With control of the House and Senate up for grabs, Democrats are looking to minority voters — especially black voters who heavily supported President Barack Obama — to turn out and help them forestall a Republican takeover of Congress this November.
Democrats are pushing hard and early to encourage black and Hispanic voters to show up in November, driven in part by fears of a drop-off since Obama won't be on the ballot. Republicans, meanwhile, are seeking to elevate their party's profile in minority communities to let voters know that the GOP is a viable option.
The leaders of both parties appeared at the National Association of Black Journalists' convention in Boston this week to make their case.

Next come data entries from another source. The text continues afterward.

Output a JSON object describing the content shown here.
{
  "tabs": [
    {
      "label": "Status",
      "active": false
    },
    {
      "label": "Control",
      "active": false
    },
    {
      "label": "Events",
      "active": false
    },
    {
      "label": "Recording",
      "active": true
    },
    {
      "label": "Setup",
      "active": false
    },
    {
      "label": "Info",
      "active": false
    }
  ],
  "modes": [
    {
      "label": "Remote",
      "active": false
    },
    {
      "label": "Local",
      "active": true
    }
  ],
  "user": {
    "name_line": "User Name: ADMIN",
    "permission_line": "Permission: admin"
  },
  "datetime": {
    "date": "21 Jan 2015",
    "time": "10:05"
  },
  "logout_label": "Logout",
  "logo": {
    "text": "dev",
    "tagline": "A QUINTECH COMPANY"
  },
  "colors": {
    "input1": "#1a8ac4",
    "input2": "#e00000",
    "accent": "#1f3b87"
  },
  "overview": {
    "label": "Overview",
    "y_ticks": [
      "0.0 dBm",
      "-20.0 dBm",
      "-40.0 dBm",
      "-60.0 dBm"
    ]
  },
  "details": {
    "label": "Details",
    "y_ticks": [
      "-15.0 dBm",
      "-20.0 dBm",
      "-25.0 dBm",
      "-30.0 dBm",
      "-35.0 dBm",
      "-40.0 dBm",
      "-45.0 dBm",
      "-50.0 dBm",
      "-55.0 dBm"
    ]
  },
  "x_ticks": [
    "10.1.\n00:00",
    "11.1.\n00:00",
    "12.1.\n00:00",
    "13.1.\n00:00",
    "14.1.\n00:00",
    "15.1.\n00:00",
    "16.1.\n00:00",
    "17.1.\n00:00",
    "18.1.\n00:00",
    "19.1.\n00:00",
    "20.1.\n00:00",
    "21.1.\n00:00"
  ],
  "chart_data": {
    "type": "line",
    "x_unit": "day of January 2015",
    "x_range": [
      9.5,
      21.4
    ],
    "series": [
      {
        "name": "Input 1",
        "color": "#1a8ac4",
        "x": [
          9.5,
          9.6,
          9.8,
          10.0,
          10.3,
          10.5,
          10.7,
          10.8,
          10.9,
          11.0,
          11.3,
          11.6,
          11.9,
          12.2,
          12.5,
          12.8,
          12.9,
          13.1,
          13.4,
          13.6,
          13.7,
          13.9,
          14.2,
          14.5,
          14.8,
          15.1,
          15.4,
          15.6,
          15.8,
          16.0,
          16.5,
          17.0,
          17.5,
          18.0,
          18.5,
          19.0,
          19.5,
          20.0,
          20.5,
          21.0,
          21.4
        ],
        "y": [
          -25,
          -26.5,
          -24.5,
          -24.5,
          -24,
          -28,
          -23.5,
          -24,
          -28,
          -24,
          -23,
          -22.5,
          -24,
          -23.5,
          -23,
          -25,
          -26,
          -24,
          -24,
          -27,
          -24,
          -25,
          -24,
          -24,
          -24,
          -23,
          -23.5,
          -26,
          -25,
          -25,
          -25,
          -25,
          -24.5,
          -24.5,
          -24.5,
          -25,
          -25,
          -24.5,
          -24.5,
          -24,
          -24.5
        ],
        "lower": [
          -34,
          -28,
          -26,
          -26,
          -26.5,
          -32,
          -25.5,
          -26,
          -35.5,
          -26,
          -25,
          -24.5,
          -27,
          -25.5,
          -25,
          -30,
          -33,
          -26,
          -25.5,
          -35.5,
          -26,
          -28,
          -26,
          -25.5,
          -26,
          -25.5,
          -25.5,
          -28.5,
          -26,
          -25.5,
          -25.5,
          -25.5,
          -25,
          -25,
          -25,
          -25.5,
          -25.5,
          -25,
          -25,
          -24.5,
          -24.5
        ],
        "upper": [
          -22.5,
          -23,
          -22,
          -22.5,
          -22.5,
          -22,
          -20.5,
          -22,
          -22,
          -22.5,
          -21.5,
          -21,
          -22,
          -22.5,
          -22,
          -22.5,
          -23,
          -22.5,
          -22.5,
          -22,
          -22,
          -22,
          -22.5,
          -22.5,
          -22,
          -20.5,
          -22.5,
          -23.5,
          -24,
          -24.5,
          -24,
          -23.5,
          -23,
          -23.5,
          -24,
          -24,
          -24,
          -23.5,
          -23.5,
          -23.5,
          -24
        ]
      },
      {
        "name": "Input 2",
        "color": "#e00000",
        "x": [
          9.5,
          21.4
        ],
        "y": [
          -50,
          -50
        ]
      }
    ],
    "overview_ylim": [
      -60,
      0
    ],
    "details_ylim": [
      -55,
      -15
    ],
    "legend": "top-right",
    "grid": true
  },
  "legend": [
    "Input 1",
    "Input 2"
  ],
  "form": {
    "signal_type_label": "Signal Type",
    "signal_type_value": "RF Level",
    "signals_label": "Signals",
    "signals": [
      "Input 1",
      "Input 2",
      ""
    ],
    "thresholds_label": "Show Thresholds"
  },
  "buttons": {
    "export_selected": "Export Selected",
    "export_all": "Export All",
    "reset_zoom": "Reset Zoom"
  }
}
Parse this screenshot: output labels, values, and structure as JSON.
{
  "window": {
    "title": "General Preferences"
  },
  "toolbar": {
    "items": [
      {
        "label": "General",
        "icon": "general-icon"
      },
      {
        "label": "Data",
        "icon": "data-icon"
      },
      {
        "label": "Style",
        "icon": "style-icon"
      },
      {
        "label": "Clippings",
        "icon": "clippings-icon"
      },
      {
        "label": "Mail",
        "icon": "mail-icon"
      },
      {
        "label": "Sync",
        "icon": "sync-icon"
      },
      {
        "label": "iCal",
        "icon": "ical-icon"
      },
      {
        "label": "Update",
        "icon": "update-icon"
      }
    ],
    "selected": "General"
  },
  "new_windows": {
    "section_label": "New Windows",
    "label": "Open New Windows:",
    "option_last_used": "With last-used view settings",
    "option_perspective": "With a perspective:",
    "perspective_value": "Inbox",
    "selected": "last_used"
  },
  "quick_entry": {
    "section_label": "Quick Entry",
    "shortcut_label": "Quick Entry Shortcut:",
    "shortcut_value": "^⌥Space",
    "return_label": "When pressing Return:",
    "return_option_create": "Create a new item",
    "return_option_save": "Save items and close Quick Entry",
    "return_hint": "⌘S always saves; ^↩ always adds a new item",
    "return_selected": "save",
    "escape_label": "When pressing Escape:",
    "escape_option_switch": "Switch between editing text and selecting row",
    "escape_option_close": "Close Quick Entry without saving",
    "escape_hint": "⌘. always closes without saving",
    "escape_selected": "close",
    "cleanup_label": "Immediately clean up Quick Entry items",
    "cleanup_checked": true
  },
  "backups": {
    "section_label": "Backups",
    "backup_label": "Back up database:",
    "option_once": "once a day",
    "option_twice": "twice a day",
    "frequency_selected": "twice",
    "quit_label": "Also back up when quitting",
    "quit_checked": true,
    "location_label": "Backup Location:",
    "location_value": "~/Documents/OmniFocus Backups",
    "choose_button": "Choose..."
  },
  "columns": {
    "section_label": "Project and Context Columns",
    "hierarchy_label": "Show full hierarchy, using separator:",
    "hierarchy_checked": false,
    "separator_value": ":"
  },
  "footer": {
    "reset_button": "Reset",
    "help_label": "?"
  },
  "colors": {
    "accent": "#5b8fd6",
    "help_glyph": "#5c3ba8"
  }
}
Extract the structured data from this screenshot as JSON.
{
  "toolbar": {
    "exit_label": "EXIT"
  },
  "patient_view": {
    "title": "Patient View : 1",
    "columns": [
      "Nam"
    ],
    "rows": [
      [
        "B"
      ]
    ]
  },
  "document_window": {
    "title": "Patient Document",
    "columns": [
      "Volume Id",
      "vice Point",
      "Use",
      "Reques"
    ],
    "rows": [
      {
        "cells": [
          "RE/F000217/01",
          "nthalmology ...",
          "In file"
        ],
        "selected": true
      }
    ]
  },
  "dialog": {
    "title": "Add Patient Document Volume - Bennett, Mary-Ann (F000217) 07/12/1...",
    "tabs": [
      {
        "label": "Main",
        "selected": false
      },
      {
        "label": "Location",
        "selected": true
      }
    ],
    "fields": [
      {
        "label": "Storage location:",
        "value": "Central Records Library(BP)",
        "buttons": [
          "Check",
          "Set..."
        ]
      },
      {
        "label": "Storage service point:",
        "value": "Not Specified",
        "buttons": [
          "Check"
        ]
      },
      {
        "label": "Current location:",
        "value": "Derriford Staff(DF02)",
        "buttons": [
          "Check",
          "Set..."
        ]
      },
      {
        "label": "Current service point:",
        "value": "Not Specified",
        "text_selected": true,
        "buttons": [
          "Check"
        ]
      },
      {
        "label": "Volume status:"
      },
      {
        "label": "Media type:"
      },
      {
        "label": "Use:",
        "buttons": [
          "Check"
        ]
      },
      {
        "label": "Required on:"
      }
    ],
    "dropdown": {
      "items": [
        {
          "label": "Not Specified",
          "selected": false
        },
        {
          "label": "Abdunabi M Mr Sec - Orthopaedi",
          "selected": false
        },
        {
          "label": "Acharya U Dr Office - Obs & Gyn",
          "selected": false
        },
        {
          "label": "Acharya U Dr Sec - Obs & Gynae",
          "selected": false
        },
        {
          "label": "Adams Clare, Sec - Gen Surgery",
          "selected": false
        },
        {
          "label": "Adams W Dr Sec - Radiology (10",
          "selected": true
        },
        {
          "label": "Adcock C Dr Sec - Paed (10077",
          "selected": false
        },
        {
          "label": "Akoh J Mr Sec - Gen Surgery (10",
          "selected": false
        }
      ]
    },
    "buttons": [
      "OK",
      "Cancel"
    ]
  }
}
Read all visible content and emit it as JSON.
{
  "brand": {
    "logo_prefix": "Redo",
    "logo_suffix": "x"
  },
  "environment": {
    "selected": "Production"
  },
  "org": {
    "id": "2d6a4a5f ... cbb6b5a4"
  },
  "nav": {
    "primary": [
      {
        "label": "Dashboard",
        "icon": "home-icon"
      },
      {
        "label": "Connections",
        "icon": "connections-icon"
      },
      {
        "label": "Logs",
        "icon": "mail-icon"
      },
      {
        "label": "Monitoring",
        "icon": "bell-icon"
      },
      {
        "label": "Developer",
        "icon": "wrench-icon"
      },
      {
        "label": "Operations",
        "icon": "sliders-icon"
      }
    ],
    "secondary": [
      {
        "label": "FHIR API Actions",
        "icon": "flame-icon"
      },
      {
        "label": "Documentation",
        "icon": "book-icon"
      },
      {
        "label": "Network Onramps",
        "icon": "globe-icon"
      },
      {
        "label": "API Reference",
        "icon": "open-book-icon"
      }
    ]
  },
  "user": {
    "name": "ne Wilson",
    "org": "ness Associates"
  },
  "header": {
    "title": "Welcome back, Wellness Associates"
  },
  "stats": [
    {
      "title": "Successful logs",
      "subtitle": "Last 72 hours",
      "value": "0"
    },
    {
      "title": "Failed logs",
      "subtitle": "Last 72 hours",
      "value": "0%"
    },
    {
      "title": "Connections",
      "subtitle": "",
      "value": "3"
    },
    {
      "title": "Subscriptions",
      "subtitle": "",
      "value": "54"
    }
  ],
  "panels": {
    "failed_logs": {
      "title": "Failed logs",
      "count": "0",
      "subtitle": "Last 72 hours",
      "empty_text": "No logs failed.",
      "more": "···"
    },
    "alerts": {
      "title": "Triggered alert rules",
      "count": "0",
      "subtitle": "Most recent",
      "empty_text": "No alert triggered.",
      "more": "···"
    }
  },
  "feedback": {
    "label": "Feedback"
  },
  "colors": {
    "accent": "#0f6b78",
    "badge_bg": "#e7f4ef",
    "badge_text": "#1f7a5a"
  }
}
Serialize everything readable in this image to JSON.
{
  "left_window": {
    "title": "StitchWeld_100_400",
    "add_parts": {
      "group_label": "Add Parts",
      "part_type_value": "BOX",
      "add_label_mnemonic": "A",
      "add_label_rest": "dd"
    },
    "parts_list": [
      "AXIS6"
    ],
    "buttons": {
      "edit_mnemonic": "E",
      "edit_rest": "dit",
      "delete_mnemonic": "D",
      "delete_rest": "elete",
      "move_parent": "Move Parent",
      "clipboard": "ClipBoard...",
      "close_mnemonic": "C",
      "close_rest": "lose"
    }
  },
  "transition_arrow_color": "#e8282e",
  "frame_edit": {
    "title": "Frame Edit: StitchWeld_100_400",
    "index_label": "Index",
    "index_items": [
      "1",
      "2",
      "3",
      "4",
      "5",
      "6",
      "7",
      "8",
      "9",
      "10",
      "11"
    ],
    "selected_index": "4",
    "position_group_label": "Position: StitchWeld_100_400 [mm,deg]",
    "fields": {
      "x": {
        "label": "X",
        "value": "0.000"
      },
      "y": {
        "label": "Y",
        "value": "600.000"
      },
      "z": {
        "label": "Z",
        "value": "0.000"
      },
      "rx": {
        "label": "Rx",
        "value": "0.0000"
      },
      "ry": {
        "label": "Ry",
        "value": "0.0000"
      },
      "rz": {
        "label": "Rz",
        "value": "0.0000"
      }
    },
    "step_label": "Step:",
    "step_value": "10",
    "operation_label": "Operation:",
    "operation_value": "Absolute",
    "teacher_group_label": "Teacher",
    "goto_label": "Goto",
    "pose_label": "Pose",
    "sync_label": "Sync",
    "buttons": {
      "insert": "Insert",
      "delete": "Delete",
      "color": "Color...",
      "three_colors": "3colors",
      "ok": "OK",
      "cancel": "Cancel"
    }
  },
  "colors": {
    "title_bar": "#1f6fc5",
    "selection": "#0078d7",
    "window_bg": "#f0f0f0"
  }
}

"Races all across the country are going to turn on whether we can get particularly our base vote out to vote," Rep. Debbie Wasserman Schultz, the Democratic National Committee chair, told the gathering on Friday. She appeared via Skype and telephone from Washington because of House votes on immigration prior to its August recess.
At the NABJ convention on July 31, Republican National Committee Chair Reince Priebus touted the GOP's "full-time engagement program" geared to black, Latino and Asian voters. On Friday the GOP launched a Virginia Hispanic Advisory Council to help with recruitment in that state, and has similar efforts underway in California, Florida, New Jersey and Pennsylvania.
"Instead of getting 6 percent of the black vote in this country, if we get out there and fight and talk to people, can we get 15 (percent)? Can we get 20? And then two years later, can we get 22 and 23?" Priebus said.
Republicans are looking to take a majority in the Senate and increase their advantage in the House, with the president's party usually losing seats in Congress in off-year elections. Democrats, without Obama on the ticket to help boost turnout, hope increased efforts on their part will blunt the Republicans' advantage.
"We have a unique challenge in offsetting drop-off with African American voters, with Hispanic voters and with young female voters and we're tackling those challenges head-on," Steve Israel, head of the Democratic Congressional Campaign Committee, told a group of black reporters in Washington earlier this week.
Getting minority voters will be key. Midterm elections typically draw fewer than half of those eligible to vote. For example, in the 2010 congressional and statewide elections, 47.8 percent of non-Hispanic whites, 40.7 percent of blacks, 21.3 percent of Asians and 20.5 percent of Hispanics voted.
The only groups to increase their numbers were blacks and Hispanics, who voted at 38.6 percent and 19.3 percent respectively in the 2006 congressional and statewide elections. The white and Asian participation rates dropped during that same time period, from 50.5 percent and 21.8 percent.
And black participation in off-year elections has been steadily increasing since 1994, when it was 37.1 percent. In 1998, it was 39.6 percent, in 2002 39.7 percent and a slight dip in 2006 at 38.6 percent. No other group showed a similar increase.
The dynamic may have changed for minority voters following Obama's election, where black and Hispanic voters had an obvious effect in helping elect the first black president, said Charles Ogletree, a Harvard law professor and executive director of the Charles Hamilton Houston Institute for Race and Justice.
"We got comfortable after 1964, and we haven't been voting again until a black president was elected in 2008 and 2012," Ogletree said. "We now know our votes count, and we know we can carry an election. People just have to get out and actually vote."
Democrats say they welcome the challenge and are confident that minority voters will vote their own interests.
"We can't just become lazy and complacent in reminding people how important they are to us and why our agenda is a better fit," said Mo Elleithee, the communication director for the Democratic National Committee.